Test-retest reliability is perhaps the most common method to assess reliability. This form of reliability involves administering a test to the same people on multiple occasions to determine whether their scores are consistent on the test (James, Mackenzie, & Capra, 2010; Stanley, 1992). Test-retest reliability is calculated by correlating the scores on the test at one point in time with the scores at a later date (Stanley, 1992). For example, a manager could administer the new math test to applicants on one date, then administer the same test two weeks later. If the results of the test at both time points show a high correlation, then the test can be said to exhibit strong test-retest reliability. One consideration for test-retest reliability is that the scores at the second time point can be influenced by the individual’s knowledge of the test from taking it the first time (James et al., 2010). This increased knowledge of the test could increase their score on their second attempt and, in turn, decrease the correlation between the scores on each administration. For this reason, the time between the two assessments should be long enough that this knowledge doesn't impact scores, but short enough that the individual doesn't naturally learn more about the topic in between assessments. Researchers suggest that the ideal time between test administrations could be anywhere between seven and 60 days (Mount, Muchinsky, & Hanse, 1977; Stanley, 1992). For this reason, managers should use a time frame between these amounts to best measure test-retest reliability.
Let’s think back to our earlier examples. If you’re having doubts about results you are receiving from a test, it might be time to assess its reliability! It’s important to note that not every type of reliability will apply to every test. Most of the time, testing the reliability of a test one or two of the methods described here will do the trick.
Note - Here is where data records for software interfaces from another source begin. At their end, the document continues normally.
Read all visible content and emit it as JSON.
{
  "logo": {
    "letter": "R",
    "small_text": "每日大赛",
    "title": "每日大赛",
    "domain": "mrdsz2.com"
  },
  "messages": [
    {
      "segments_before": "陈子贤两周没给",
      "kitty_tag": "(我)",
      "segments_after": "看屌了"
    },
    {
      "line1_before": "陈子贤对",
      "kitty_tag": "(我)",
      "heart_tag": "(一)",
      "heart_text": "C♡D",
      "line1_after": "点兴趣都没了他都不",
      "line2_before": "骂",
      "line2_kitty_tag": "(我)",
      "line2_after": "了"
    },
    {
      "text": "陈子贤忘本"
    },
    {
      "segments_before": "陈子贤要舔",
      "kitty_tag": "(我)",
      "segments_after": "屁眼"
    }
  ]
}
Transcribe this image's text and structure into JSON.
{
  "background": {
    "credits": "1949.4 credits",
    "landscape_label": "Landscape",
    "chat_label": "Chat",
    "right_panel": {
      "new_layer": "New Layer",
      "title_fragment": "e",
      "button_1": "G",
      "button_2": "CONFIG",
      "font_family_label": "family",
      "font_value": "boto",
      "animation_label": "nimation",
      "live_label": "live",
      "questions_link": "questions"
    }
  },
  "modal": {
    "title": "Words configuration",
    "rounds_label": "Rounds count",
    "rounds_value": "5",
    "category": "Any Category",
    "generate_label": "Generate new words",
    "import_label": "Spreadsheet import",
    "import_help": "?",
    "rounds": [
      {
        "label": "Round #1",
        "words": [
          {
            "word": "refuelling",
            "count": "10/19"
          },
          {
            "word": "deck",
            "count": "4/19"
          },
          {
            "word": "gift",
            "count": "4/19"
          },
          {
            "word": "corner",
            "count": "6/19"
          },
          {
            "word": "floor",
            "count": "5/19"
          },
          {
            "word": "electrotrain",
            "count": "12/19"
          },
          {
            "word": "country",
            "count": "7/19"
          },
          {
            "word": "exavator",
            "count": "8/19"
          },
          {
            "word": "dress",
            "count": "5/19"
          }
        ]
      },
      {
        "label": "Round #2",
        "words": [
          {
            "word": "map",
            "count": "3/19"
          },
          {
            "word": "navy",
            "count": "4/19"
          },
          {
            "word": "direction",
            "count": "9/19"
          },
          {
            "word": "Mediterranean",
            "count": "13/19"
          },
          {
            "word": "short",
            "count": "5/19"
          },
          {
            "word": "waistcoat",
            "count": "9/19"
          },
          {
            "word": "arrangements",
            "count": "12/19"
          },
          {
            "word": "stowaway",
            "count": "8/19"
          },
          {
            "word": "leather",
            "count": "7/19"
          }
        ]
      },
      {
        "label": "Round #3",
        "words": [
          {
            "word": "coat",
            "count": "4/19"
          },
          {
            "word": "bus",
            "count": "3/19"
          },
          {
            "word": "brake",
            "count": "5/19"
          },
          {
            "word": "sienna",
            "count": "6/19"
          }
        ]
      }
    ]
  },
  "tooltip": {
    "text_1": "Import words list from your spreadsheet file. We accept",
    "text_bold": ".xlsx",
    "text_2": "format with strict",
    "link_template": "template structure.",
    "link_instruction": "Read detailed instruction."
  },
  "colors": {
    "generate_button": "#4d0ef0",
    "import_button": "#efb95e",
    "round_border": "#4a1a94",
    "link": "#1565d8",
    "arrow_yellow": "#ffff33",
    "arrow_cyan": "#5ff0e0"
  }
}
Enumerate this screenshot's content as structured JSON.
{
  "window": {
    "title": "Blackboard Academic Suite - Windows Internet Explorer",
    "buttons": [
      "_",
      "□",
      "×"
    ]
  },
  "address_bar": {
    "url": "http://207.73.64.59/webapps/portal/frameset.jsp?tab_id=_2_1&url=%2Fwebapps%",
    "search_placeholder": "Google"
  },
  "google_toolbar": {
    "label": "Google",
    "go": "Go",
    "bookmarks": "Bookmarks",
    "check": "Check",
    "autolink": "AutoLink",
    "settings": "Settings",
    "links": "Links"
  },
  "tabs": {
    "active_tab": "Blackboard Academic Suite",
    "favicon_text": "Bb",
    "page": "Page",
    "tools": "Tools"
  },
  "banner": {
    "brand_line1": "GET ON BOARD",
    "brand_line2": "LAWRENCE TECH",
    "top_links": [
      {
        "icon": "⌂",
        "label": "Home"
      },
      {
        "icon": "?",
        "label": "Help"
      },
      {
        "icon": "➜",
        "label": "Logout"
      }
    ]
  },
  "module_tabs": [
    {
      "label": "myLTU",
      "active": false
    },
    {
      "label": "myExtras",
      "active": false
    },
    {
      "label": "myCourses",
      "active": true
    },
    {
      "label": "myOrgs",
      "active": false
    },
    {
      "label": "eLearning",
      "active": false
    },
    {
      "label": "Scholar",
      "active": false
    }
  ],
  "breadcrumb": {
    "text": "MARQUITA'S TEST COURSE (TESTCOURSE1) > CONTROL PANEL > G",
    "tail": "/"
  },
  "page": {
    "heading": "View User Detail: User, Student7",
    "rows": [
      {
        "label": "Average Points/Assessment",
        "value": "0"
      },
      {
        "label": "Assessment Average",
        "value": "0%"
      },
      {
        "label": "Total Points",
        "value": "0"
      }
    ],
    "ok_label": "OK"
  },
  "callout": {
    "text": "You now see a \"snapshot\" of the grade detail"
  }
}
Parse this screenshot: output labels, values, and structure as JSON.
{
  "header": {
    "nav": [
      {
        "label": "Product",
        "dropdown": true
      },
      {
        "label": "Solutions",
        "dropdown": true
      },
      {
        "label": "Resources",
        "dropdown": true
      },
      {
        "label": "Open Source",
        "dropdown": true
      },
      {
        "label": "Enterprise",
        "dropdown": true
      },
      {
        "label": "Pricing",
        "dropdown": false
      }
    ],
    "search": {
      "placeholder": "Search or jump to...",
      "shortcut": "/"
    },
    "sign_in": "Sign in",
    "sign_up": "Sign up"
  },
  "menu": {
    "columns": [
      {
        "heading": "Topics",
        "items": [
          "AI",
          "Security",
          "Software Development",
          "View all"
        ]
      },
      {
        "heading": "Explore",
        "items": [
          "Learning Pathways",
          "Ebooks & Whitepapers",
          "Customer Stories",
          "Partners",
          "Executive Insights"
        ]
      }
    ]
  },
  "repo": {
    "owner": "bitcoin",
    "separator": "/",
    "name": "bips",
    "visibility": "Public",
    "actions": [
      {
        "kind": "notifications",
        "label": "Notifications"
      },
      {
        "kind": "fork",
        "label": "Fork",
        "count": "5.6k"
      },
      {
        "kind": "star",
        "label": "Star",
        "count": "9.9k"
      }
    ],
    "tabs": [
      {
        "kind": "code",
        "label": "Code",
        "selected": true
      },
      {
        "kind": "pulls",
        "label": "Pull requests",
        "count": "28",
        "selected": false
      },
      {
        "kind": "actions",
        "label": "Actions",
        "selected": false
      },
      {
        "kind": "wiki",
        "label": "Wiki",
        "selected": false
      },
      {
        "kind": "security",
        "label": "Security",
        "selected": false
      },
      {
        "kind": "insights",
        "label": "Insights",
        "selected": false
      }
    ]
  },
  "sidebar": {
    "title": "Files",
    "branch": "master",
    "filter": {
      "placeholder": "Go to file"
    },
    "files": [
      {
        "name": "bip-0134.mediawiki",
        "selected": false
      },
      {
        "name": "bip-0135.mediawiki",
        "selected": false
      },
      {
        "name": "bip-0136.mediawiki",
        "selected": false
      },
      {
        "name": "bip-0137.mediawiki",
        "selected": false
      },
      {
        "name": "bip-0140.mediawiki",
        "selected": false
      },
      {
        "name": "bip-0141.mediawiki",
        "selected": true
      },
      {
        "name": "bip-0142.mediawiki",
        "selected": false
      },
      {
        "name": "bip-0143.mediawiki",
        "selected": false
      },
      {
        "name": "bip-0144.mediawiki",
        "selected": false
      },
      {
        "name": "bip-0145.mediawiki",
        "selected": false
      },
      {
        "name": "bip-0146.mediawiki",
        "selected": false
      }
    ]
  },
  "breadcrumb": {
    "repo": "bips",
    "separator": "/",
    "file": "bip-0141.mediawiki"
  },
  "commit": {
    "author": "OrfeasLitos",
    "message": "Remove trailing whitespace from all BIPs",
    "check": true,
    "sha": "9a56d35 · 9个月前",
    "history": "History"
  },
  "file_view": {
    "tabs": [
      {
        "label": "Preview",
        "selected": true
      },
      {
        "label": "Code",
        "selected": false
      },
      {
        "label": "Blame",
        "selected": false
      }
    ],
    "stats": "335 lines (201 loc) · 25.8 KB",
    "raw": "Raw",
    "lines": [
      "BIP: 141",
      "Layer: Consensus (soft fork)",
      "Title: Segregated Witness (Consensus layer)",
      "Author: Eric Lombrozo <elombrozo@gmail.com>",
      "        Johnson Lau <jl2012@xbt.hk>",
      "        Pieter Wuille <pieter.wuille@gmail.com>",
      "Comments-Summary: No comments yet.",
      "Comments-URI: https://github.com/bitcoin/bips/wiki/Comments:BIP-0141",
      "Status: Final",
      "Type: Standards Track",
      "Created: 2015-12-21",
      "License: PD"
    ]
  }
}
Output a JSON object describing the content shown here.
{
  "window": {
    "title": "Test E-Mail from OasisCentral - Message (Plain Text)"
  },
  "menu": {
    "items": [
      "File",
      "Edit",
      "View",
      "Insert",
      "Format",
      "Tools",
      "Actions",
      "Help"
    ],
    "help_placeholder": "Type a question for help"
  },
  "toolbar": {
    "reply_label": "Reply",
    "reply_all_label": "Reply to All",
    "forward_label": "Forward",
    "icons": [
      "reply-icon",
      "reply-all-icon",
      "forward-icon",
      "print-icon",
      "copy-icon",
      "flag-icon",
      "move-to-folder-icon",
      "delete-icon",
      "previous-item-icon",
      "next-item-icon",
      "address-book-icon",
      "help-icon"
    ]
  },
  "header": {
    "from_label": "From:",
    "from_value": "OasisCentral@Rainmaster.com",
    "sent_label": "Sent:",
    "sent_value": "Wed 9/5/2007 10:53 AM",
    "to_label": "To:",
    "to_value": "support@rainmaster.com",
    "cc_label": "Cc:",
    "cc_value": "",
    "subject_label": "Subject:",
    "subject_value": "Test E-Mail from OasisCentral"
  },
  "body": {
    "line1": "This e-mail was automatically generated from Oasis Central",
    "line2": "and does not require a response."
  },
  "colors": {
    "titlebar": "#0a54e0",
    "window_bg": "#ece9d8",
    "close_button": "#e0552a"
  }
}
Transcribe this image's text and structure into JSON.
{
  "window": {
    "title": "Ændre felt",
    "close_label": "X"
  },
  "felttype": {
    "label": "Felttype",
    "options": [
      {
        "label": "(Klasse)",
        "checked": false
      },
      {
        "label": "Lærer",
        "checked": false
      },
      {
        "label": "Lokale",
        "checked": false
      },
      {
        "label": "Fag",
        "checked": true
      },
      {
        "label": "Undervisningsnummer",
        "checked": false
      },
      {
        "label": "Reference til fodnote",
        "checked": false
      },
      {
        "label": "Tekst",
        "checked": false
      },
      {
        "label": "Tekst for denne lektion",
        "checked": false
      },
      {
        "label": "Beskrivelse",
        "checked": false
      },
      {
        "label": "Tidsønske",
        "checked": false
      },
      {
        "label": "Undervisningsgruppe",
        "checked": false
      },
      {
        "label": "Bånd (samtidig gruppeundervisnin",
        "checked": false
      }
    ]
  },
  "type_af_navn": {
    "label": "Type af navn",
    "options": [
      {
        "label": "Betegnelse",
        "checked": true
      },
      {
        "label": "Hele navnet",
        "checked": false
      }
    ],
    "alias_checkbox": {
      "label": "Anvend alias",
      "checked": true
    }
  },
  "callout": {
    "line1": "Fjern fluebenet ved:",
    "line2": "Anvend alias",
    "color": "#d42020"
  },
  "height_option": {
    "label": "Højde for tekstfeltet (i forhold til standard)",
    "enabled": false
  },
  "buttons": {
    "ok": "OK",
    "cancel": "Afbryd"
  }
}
Keep these forms of reliability in mind and it might provide some insight in terms of why the test may or may not be reliable!
To learn more about our research, contact Marian here.
Click here for whitepaper references and citations.